I do not want to ask too many questions. But what I do want to point out is that passion, emotion, art, love, instinct, yearning and many more things fall outside the realm of reason and yet are just as, if not at times more important than reason. Being reasonable is balancing your reason with your irrationality. Here is an example that will appeal to you:
Let's say you go to a family reunion. At this reunion everyone poses for a group picture. In this picture everyone is wearing coordinated outfits, is smiling, and has a marvelously picturesque background behind them. The photographer snaps the picture. But, the picture doesn't really satisfy. It doesn't hold the whole truth, as truthful as the camera lens has been to its subjects. Now, a little later, a painter takes that photograph and repaints the family. In his painting little kids are running around pulling on skirt hems and a grotchity uncle is elbowing someone next to him, and Aunt Edna is sticking her tongue out in disdain. While none of this happened while the picture was taken, it more accurately describes the family, its temperament, and reality as a whole. Extrapolating from this example you can see how simple rationality does not get at the whole, or, gets at only the edges of the whole and not the parts.
Now, enjoy your muslix, and I'll be back in a little while to check on the garden.

Sunday, February 22, 2009

Fake People Making Big Strides

This has been a long time coming. Over the years it was slow and steady, but now the numbers are ballooning. I speak of course of feople and fersons. Feople are fake people, fersons, fake persons. There is a distinction. Feople wander in packs. Fersons are lone warriors of fakitude. 
It was only 25 years ago that that a vast majority of US citizens were people. In fact, the statistics from 1984 show that 86% of the citizenry was made up of people, with only a mere 14% feople. But this is the year the tide has changed. The recently released figures for 2008 might shock you. The threshold has been crossed. Now, 52% of the US citizenry is made up of feople. But, sadly, the statistics are even less encouraging for Los Angeles, Miami, and DC. As it turns out, 1 in every 4 people in those metropolises are actual people. And, in DC the government is predominantly run by fersons.
It is a bit scary, but not entirely unexpected. Genuine people have been marginalized for years. People with original ideas, needs, and attitudes more and more just don't seem to have what it takes to stay ahead of the trendiness of the conformist feople crowd. Jessica Ferngully, a widely recognized ferson, had this to say:
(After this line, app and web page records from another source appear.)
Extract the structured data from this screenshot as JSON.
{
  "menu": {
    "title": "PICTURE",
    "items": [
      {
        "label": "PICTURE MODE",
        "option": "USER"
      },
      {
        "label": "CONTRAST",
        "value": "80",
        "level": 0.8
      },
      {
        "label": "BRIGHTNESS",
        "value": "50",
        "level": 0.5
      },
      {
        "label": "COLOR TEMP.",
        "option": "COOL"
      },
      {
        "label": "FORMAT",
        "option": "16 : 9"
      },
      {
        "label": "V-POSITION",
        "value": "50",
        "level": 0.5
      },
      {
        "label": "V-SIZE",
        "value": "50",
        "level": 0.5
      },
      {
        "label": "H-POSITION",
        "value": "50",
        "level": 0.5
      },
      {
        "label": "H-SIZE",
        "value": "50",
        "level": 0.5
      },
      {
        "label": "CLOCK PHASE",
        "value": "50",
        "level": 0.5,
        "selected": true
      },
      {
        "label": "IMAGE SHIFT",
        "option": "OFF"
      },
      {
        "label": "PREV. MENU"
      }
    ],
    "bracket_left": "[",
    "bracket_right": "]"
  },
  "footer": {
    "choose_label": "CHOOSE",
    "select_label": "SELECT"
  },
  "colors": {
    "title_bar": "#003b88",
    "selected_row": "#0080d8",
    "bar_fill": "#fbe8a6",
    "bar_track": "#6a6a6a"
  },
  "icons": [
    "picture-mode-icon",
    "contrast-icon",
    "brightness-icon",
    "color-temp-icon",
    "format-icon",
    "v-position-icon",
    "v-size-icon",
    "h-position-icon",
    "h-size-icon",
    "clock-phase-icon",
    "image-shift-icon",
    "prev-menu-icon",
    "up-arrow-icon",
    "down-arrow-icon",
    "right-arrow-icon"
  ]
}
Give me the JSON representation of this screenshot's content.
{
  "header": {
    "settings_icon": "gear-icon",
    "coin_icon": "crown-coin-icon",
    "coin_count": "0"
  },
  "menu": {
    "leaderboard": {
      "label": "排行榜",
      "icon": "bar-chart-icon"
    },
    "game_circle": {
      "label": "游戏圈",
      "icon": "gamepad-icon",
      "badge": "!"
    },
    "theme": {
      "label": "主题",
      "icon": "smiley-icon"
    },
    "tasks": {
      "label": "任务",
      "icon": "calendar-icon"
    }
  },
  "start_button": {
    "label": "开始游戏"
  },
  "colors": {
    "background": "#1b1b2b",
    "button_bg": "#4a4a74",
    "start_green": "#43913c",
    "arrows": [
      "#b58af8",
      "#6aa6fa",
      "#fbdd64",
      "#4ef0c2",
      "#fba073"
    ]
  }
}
"People are just too limited with their individuality and need for freedom. They need to get a grip and realize that the crowd is right. They must follow our supreme intellect. We know best. Dress like us. Think like us. Be ONE with us."
Although it might seem that Ms. Ferngully is an anomaly, after saying her piece, another 5 feople near her chanted, "Be one with us! Follow our supreme intellect!" Their eyes were somewhat glazed, but instead of eating the flesh of nearby onlookers, these feople proceeded to enter a trendy shoe store.

Genuine people however seem unfazed. "They'll just die out. They can't think for themselves. I just don't see how that can win out. Their strategy is self-defeating. I can run circles around them, and they just tire themselves out watching me," said a very optimistic person named John Gibbs.

So there is hope. It seems, from Mr. Gibbs' pronouncement that we don't need to fight. But others are more pliable to the sonorous, mind-numbing entreaties of the feople. Soon, you could be a statistic.